- **What you are asked to do**
Exclude the pictures and repeat all of the data exactly.

- **Input data**
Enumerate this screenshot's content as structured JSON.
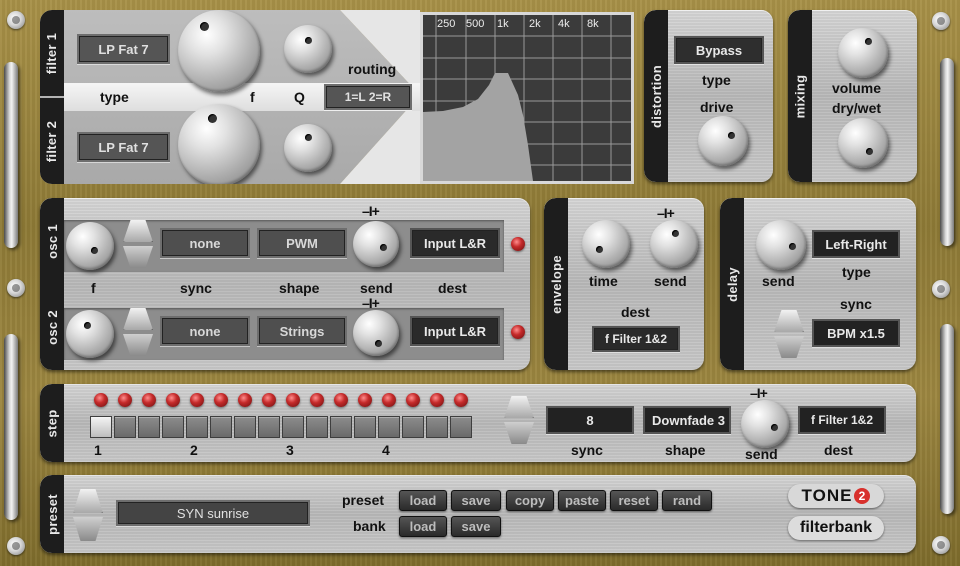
{
  "filter": {
    "tab1": "filter 1",
    "tab2": "filter 2",
    "filter1_type": "LP Fat 7",
    "filter2_type": "LP Fat 7",
    "type_label": "type",
    "f_label": "f",
    "q_label": "Q",
    "routing_label": "routing",
    "routing_value": "1=L 2=R"
  },
  "spectrum": {
    "freq_labels": [
      "250",
      "500",
      "1k",
      "2k",
      "4k",
      "8k"
    ]
  },
  "distortion": {
    "tab": "distortion",
    "type_value": "Bypass",
    "type_label": "type",
    "drive_label": "drive"
  },
  "mixing": {
    "tab": "mixing",
    "volume_label": "volume",
    "drywet_label": "dry/wet"
  },
  "osc": {
    "tab1": "osc 1",
    "tab2": "osc 2",
    "f_label": "f",
    "sync_label": "sync",
    "shape_label": "shape",
    "send_label": "send",
    "dest_label": "dest",
    "pm_label": "–I+",
    "osc1_sync": "none",
    "osc1_shape": "PWM",
    "osc1_dest": "Input L&R",
    "osc2_sync": "none",
    "osc2_shape": "Strings",
    "osc2_dest": "Input L&R"
  },
  "envelope": {
    "tab": "envelope",
    "time_label": "time",
    "send_label": "send",
    "pm_label": "–I+",
    "dest_label": "dest",
    "dest_value": "f Filter 1&2"
  },
  "delay": {
    "tab": "delay",
    "send_label": "send",
    "type_value": "Left-Right",
    "type_label": "type",
    "sync_label": "sync",
    "sync_value": "BPM x1.5"
  },
  "step": {
    "tab": "step",
    "beat_labels": [
      "1",
      "2",
      "3",
      "4"
    ],
    "active_step": 1,
    "step_count": 16,
    "sync_value": "8",
    "sync_label": "sync",
    "shape_value": "Downfade 3",
    "shape_label": "shape",
    "pm_label": "–I+",
    "send_label": "send",
    "dest_value": "f Filter 1&2",
    "dest_label": "dest"
  },
  "preset": {
    "tab": "preset",
    "name": "SYN sunrise",
    "preset_label": "preset",
    "bank_label": "bank",
    "preset_load": "load",
    "preset_save": "save",
    "copy": "copy",
    "paste": "paste",
    "reset": "reset",
    "rand": "rand",
    "bank_load": "load",
    "bank_save": "save"
  },
  "brand": {
    "logo": "TONE2",
    "product": "filterbank",
    "accent_color": "#d8302c"
  }
}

- **Task answer**
Enumerate this screenshot's content as structured JSON.
{
  "filter": {
    "tab1": "filter 1",
    "tab2": "filter 2",
    "filter1_type": "LP Fat 7",
    "filter2_type": "LP Fat 7",
    "type_label": "type",
    "f_label": "f",
    "q_label": "Q",
    "routing_label": "routing",
    "routing_value": "1=L 2=R"
  },
  "spectrum": {
    "freq_labels": [
      "250",
      "500",
      "1k",
      "2k",
      "4k",
      "8k"
    ]
  },
  "distortion": {
    "tab": "distortion",
    "type_value": "Bypass",
    "type_label": "type",
    "drive_label": "drive"
  },
  "mixing": {
    "tab": "mixing",
    "volume_label": "volume",
    "drywet_label": "dry/wet"
  },
  "osc": {
    "tab1": "osc 1",
    "tab2": "osc 2",
    "f_label": "f",
    "sync_label": "sync",
    "shape_label": "shape",
    "send_label": "send",
    "dest_label": "dest",
    "pm_label": "–I+",
    "osc1_sync": "none",
    "osc1_shape": "PWM",
    "osc1_dest": "Input L&R",
    "osc2_sync": "none",
    "osc2_shape": "Strings",
    "osc2_dest": "Input L&R"
  },
  "envelope": {
    "tab": "envelope",
    "time_label": "time",
    "send_label": "send",
    "pm_label": "–I+",
    "dest_label": "dest",
    "dest_value": "f Filter 1&2"
  },
  "delay": {
    "tab": "delay",
    "send_label": "send",
    "type_value": "Left-Right",
    "type_label": "type",
    "sync_label": "sync",
    "sync_value": "BPM x1.5"
  },
  "step": {
    "tab": "step",
    "beat_labels": [
      "1",
      "2",
      "3",
      "4"
    ],
    "active_step": 1,
    "step_count": 16,
    "sync_value": "8",
    "sync_label": "sync",
    "shape_value": "Downfade 3",
    "shape_label": "shape",
    "pm_label": "–I+",
    "send_label": "send",
    "dest_value": "f Filter 1&2",
    "dest_label": "dest"
  },
  "preset": {
    "tab": "preset",
    "name": "SYN sunrise",
    "preset_label": "preset",
    "bank_label": "bank",
    "preset_load": "load",
    "preset_save": "save",
    "copy": "copy",
    "paste": "paste",
    "reset": "reset",
    "rand": "rand",
    "bank_load": "load",
    "bank_save": "save"
  },
  "brand": {
    "logo": "TONE2",
    "product": "filterbank",
    "accent_color": "#d8302c"
  }
}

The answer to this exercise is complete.